- AIM OF THE TASK -
Below are the lines to check; count those holding the string "JSON" and give only the number.

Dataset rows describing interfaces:
**********

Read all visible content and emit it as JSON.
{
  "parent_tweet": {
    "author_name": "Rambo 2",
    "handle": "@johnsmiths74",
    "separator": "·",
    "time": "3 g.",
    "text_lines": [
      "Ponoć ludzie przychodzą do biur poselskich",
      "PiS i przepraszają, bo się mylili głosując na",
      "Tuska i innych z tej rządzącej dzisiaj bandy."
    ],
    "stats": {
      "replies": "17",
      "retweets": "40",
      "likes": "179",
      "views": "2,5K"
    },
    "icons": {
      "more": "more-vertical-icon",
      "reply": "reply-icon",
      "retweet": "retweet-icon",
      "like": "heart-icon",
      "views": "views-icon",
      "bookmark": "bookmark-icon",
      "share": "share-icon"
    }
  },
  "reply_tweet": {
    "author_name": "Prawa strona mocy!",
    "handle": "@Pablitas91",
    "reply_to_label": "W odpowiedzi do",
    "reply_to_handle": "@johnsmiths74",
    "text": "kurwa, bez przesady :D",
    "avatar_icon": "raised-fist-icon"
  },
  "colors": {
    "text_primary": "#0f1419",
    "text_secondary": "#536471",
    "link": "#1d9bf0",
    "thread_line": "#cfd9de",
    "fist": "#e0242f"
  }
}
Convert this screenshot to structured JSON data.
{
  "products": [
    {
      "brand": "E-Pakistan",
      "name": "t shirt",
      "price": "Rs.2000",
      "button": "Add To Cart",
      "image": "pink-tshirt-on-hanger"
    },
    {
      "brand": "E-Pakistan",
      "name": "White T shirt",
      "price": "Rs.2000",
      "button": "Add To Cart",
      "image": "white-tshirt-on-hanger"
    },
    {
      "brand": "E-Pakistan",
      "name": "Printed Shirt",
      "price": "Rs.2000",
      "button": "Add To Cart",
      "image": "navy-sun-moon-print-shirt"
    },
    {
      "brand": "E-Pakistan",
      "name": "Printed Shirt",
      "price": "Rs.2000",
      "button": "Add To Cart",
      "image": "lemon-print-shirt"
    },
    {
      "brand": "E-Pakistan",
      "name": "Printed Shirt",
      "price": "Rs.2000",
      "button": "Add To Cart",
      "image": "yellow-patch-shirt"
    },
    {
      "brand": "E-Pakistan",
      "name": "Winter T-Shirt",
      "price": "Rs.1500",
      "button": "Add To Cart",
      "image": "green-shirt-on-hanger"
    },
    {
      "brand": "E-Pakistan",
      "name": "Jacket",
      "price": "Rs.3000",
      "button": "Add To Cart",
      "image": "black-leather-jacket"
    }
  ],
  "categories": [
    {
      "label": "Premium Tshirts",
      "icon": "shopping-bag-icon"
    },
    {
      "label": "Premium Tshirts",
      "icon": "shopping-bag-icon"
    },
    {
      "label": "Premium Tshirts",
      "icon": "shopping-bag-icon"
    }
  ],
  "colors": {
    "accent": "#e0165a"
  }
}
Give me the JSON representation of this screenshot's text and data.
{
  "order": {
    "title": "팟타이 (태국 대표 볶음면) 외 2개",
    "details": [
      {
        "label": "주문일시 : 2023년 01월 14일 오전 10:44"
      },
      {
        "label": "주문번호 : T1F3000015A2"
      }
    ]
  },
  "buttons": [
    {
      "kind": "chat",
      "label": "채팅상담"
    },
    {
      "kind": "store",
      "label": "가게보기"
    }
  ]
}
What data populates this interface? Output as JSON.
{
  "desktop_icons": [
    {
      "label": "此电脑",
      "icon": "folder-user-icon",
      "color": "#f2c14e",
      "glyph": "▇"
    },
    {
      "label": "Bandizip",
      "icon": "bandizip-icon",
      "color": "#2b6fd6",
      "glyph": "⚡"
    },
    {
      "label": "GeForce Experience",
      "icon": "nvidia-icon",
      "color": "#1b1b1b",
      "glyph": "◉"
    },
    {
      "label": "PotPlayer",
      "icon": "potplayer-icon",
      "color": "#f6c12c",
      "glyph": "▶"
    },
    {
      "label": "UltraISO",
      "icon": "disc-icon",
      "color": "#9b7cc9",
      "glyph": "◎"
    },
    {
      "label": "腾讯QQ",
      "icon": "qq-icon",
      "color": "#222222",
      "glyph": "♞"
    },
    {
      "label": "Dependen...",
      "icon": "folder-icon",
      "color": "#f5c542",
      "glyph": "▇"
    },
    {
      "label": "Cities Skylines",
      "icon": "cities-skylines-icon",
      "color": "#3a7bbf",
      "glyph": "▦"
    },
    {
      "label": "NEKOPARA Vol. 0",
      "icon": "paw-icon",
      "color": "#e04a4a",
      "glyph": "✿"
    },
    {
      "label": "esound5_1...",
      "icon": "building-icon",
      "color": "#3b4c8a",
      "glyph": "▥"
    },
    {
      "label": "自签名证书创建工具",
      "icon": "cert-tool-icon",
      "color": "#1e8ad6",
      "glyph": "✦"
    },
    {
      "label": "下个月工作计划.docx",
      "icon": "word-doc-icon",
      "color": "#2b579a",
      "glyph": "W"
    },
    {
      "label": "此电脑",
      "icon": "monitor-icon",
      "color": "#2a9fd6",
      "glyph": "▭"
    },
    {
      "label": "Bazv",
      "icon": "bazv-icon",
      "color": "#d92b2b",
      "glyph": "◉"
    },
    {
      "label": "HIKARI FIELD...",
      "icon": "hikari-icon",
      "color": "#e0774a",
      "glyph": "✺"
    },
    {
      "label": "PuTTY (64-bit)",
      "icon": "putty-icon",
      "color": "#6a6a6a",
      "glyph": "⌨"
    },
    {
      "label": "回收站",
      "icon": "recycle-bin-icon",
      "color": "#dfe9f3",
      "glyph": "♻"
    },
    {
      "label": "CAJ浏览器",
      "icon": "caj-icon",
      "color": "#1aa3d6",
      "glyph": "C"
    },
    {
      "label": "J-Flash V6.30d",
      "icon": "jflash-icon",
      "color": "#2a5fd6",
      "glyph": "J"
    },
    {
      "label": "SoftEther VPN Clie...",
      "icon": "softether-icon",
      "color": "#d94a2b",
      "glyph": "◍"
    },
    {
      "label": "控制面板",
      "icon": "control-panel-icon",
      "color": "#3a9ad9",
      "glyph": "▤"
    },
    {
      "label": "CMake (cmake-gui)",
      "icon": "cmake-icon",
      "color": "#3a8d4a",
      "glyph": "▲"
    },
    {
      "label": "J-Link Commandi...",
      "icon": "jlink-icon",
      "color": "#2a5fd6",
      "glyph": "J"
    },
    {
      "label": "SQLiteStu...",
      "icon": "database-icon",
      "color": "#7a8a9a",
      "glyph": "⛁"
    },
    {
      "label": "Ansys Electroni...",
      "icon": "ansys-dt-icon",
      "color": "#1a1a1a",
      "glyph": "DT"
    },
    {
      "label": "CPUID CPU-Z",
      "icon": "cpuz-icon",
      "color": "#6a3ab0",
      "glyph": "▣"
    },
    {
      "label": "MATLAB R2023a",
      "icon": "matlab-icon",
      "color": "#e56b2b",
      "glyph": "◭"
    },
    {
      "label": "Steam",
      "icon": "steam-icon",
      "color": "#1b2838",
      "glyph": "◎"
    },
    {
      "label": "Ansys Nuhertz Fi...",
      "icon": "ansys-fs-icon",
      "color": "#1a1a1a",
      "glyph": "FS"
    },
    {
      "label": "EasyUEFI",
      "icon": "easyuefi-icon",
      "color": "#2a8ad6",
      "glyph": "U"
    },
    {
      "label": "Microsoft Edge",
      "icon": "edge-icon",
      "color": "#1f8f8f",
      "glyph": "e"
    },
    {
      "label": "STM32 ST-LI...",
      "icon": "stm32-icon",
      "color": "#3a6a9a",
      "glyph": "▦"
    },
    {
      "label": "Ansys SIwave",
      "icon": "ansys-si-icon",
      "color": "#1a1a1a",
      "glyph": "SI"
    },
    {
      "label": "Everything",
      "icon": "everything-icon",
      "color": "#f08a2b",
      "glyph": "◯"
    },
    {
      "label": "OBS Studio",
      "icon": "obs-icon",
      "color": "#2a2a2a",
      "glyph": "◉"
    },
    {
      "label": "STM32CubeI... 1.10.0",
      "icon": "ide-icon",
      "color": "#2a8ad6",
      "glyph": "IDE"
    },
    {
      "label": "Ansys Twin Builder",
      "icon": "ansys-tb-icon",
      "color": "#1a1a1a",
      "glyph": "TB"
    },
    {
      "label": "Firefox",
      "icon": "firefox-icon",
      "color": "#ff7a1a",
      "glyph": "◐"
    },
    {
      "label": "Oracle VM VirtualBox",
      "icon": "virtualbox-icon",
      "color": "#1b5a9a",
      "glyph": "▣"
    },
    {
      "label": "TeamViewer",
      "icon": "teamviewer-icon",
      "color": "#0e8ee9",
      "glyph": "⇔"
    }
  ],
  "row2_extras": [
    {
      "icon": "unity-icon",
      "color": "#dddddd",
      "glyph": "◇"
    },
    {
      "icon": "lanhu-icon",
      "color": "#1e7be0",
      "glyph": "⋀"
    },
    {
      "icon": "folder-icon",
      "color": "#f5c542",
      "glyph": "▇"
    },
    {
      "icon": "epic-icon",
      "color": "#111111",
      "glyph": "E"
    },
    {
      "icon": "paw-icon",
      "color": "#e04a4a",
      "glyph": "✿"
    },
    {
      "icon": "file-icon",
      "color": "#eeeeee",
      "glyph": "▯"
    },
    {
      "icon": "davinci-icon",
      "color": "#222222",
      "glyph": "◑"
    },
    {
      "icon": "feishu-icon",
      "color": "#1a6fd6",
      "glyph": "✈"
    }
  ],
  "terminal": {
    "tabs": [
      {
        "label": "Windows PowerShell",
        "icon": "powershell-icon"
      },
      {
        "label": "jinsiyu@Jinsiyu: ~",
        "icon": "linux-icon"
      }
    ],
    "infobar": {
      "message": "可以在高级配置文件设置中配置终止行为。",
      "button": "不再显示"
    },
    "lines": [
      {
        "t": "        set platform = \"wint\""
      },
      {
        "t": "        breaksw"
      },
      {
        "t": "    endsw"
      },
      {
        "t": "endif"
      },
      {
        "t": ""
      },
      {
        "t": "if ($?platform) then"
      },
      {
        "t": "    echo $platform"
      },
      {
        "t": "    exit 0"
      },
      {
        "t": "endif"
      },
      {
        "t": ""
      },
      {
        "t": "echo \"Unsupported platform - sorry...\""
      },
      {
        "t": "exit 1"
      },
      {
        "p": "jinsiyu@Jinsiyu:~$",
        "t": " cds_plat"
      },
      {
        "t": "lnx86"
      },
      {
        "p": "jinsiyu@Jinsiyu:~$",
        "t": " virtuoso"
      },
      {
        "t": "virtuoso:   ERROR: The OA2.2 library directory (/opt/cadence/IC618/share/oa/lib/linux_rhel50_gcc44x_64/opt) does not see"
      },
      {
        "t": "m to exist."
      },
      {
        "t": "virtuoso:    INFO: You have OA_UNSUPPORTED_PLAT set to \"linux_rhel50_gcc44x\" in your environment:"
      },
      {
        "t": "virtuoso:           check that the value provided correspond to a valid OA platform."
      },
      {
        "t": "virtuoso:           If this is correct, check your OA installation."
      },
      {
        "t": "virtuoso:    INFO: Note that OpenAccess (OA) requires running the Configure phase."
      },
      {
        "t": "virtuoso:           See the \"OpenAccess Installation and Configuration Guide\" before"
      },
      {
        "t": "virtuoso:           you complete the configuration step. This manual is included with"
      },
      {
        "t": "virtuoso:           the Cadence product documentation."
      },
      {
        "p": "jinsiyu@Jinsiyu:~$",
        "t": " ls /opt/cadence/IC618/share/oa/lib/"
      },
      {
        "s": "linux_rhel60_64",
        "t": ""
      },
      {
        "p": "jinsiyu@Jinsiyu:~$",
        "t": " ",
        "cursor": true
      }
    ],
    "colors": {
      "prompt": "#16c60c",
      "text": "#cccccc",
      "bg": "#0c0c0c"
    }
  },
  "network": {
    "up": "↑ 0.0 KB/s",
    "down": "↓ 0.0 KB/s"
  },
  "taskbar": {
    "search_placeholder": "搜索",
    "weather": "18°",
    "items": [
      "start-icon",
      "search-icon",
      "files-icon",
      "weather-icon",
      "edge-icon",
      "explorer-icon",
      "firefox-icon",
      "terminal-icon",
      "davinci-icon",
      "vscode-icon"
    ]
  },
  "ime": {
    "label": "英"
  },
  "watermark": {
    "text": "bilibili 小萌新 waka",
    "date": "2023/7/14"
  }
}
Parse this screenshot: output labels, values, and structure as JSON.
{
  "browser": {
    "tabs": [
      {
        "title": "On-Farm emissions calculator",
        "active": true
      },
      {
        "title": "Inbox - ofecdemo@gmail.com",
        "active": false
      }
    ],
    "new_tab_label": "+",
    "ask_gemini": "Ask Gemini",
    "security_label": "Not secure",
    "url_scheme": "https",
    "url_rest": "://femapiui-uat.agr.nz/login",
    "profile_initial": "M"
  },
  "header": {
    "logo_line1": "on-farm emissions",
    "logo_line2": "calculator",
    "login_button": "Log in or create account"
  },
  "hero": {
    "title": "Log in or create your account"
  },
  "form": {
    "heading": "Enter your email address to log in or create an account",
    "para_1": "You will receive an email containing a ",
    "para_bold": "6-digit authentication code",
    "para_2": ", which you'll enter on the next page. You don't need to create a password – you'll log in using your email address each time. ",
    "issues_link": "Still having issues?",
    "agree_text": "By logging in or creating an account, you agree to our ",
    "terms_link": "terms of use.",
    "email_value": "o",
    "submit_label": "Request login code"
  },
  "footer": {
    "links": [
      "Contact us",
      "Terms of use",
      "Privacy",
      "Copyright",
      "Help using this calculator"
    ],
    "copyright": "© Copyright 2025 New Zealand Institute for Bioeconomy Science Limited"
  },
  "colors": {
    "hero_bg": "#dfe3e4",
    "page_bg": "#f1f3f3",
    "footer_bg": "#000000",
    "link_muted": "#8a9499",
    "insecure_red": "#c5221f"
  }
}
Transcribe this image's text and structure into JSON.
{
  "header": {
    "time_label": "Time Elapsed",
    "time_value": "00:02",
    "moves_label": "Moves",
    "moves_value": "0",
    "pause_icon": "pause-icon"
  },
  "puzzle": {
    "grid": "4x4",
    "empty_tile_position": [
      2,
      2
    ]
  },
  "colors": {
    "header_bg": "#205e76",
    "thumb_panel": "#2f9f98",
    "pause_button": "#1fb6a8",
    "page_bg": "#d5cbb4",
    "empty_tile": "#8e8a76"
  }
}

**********

- RESULT FOR THIS EXERCISE -
6